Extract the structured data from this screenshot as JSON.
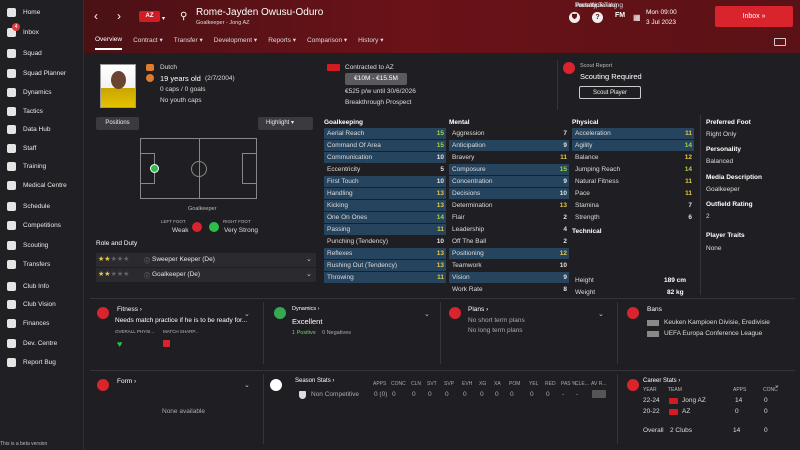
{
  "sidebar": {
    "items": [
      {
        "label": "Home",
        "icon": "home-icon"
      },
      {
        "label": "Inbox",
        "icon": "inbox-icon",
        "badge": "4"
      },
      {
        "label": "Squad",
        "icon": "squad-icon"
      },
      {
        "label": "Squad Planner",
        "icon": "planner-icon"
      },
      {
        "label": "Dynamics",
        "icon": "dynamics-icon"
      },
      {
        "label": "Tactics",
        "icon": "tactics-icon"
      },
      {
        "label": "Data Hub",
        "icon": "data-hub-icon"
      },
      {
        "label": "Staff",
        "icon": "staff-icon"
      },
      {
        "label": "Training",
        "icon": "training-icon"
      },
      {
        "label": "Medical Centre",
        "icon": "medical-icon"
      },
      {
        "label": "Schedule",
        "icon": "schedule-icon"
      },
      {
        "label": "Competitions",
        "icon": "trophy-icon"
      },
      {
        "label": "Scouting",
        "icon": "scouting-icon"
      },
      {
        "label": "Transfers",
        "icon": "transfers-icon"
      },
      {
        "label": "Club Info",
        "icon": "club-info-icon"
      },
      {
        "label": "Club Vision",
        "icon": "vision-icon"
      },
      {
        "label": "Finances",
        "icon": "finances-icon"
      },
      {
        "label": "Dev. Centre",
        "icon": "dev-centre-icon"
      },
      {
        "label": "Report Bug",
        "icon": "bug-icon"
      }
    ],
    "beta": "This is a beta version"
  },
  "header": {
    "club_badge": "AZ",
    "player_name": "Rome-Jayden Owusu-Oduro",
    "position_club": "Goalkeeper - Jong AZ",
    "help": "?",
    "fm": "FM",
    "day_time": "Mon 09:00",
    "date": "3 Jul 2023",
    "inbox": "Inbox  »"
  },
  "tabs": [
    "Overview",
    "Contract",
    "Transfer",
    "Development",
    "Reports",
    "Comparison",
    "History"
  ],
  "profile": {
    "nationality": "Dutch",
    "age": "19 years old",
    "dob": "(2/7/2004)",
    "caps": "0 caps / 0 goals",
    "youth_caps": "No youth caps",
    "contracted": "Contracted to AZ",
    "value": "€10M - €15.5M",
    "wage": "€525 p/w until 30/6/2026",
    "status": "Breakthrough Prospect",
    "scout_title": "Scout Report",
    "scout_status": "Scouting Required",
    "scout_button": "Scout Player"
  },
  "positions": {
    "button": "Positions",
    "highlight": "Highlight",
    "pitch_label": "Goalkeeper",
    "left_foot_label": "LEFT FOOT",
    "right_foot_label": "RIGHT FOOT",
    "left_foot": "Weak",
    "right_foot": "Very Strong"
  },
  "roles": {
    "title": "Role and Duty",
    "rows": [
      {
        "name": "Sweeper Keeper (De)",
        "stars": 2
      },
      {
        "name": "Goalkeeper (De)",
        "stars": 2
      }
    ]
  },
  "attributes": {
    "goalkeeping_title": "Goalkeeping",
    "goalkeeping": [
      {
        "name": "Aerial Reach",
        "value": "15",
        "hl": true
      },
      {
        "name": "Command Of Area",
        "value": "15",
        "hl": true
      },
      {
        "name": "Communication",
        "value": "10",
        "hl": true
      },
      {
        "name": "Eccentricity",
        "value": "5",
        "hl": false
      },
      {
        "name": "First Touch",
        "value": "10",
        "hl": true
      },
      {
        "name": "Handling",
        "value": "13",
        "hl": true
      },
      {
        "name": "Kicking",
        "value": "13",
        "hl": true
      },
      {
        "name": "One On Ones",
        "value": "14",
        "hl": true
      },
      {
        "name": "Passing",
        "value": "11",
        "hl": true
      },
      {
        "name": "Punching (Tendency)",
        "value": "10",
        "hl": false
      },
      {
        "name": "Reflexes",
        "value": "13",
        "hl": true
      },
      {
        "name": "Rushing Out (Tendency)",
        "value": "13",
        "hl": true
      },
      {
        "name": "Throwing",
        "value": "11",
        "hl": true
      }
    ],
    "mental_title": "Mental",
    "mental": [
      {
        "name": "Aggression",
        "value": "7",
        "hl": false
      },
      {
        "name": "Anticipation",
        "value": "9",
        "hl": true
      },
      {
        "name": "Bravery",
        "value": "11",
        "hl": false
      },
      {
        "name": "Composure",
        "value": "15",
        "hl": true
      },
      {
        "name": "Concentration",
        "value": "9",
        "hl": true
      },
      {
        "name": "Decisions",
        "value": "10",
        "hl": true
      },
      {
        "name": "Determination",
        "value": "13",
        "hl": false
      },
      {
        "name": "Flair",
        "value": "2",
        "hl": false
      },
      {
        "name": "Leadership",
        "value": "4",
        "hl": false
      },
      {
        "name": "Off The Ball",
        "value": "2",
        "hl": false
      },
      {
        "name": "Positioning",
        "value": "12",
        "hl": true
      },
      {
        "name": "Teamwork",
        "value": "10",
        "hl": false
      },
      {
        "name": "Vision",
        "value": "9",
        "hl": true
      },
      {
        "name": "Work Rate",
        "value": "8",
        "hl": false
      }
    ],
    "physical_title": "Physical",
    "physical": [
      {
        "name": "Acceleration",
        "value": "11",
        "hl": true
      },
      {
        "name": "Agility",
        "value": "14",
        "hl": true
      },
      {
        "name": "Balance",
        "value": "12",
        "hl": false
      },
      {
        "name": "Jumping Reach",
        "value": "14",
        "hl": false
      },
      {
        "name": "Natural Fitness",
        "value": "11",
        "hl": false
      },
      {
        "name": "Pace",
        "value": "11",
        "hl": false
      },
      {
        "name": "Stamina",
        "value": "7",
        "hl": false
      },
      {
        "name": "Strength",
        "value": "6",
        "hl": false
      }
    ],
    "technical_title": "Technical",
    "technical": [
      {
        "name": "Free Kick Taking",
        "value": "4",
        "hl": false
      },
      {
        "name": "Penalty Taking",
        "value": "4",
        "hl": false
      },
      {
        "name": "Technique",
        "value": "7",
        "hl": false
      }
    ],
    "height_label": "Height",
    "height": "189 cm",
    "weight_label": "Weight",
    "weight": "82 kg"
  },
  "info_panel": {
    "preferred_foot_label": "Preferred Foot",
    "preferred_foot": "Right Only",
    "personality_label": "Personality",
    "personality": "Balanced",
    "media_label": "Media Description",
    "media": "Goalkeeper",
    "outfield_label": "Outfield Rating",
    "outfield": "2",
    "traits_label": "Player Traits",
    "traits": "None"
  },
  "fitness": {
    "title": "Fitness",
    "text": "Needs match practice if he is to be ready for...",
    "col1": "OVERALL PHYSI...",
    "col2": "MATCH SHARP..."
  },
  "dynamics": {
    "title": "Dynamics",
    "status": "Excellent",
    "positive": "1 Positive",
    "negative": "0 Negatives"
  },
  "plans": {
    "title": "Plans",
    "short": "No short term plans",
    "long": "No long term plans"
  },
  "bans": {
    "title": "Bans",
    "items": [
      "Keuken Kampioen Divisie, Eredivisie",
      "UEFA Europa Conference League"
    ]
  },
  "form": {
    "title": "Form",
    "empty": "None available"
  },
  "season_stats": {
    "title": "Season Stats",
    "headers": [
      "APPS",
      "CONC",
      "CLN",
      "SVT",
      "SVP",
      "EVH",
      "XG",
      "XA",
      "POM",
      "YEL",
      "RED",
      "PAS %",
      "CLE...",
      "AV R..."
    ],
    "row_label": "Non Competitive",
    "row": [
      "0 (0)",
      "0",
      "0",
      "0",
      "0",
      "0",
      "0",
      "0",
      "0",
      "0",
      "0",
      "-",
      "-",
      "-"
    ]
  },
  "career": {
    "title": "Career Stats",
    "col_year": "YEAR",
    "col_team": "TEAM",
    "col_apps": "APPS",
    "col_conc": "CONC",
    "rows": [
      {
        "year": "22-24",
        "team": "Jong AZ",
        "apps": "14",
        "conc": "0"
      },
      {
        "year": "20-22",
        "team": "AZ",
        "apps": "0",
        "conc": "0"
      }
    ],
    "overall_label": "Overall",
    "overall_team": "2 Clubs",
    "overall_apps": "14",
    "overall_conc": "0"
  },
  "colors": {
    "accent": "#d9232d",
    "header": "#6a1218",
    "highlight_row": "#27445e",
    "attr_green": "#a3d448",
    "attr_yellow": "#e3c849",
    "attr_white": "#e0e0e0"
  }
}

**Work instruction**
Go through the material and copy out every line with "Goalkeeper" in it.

**Completed exercise**
    "position_club": "Goalkeeper - Jong AZ",
    "pitch_label": "Goalkeeper",
        "name": "Goalkeeper (De)",
    "media": "Goalkeeper",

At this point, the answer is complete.